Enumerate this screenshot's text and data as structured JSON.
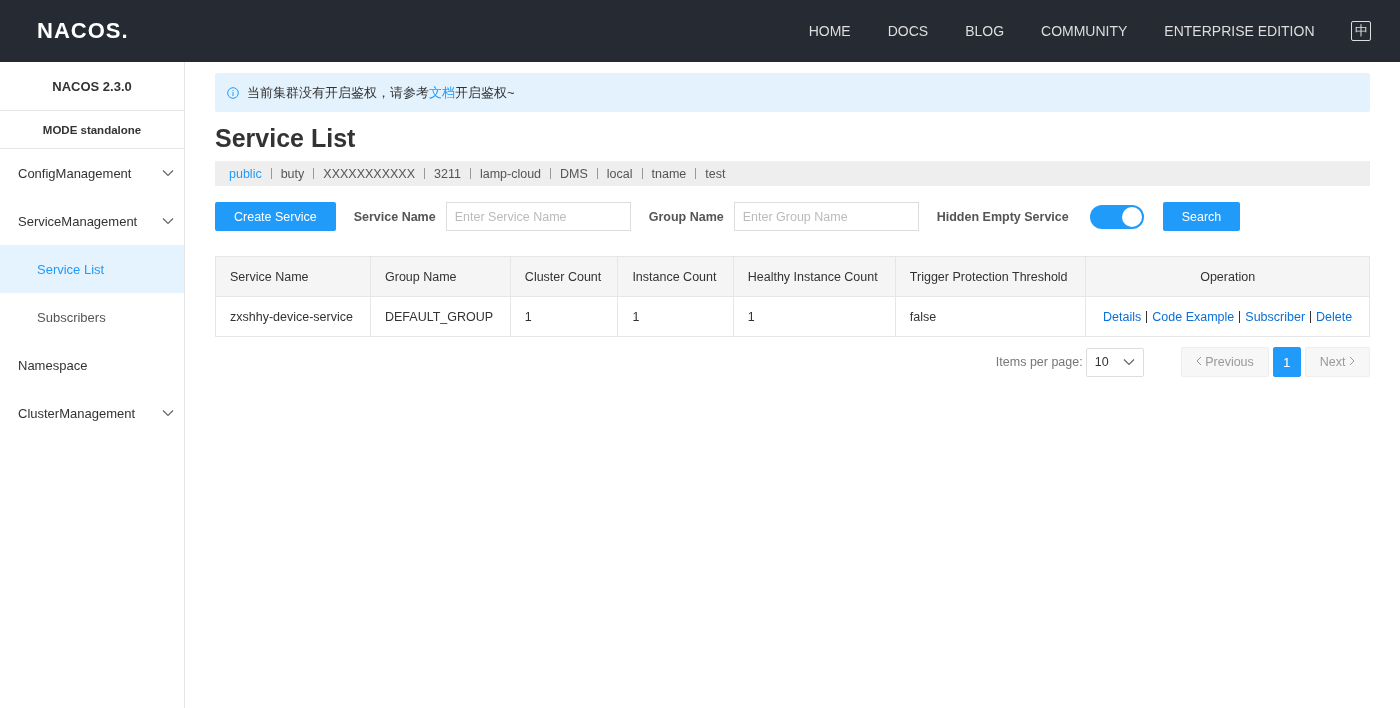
{
  "header": {
    "logo": "NACOS.",
    "nav": [
      {
        "label": "HOME"
      },
      {
        "label": "DOCS"
      },
      {
        "label": "BLOG"
      },
      {
        "label": "COMMUNITY"
      },
      {
        "label": "ENTERPRISE EDITION"
      }
    ],
    "language_button": "中"
  },
  "sidebar": {
    "version": "NACOS 2.3.0",
    "mode": "MODE standalone",
    "items": [
      {
        "label": "ConfigManagement",
        "expandable": true,
        "selected": false
      },
      {
        "label": "ServiceManagement",
        "expandable": true,
        "selected": false,
        "children": [
          {
            "label": "Service List",
            "selected": true
          },
          {
            "label": "Subscribers",
            "selected": false
          }
        ]
      },
      {
        "label": "Namespace",
        "expandable": false,
        "selected": false
      },
      {
        "label": "ClusterManagement",
        "expandable": true,
        "selected": false
      }
    ]
  },
  "notice": {
    "before": "当前集群没有开启鉴权，请参考",
    "link": "文档",
    "after": "开启鉴权~"
  },
  "title": "Service List",
  "namespaces": [
    {
      "label": "public",
      "selected": true
    },
    {
      "label": "buty",
      "selected": false
    },
    {
      "label": "XXXXXXXXXXX",
      "selected": false
    },
    {
      "label": "3211",
      "selected": false
    },
    {
      "label": "lamp-cloud",
      "selected": false
    },
    {
      "label": "DMS",
      "selected": false
    },
    {
      "label": "local",
      "selected": false
    },
    {
      "label": "tname",
      "selected": false
    },
    {
      "label": "test",
      "selected": false
    }
  ],
  "toolbar": {
    "create_button": "Create Service",
    "service_name_label": "Service Name",
    "service_name_placeholder": "Enter Service Name",
    "group_name_label": "Group Name",
    "group_name_placeholder": "Enter Group Name",
    "hidden_empty_label": "Hidden Empty Service",
    "hidden_empty_on": true,
    "search_button": "Search"
  },
  "table": {
    "columns": [
      "Service Name",
      "Group Name",
      "Cluster Count",
      "Instance Count",
      "Healthy Instance Count",
      "Trigger Protection Threshold",
      "Operation"
    ],
    "rows": [
      {
        "cells": [
          "zxshhy-device-service",
          "DEFAULT_GROUP",
          "1",
          "1",
          "1",
          "false"
        ],
        "operations": [
          "Details",
          "Code Example",
          "Subscriber",
          "Delete"
        ]
      }
    ]
  },
  "pagination": {
    "items_per_page_label": "Items per page:",
    "page_size": "10",
    "previous": {
      "label": "Previous",
      "disabled": true
    },
    "pages": [
      {
        "label": "1",
        "selected": true
      }
    ],
    "next": {
      "label": "Next",
      "disabled": true
    }
  }
}
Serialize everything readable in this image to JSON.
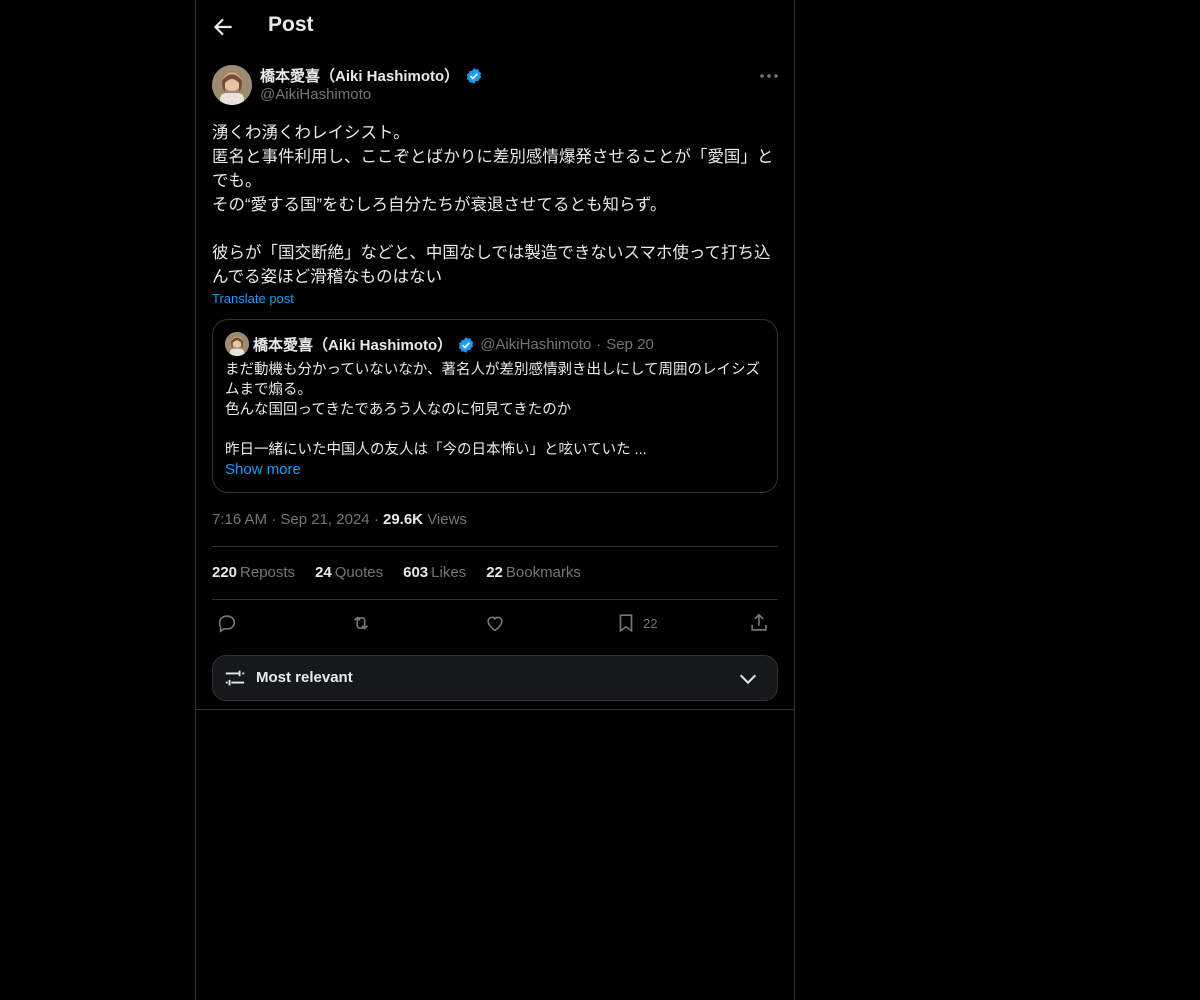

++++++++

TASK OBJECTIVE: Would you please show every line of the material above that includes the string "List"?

OUTPUT OF THE EXERCISE:
            "label": "Service List",
  "title": "Service List",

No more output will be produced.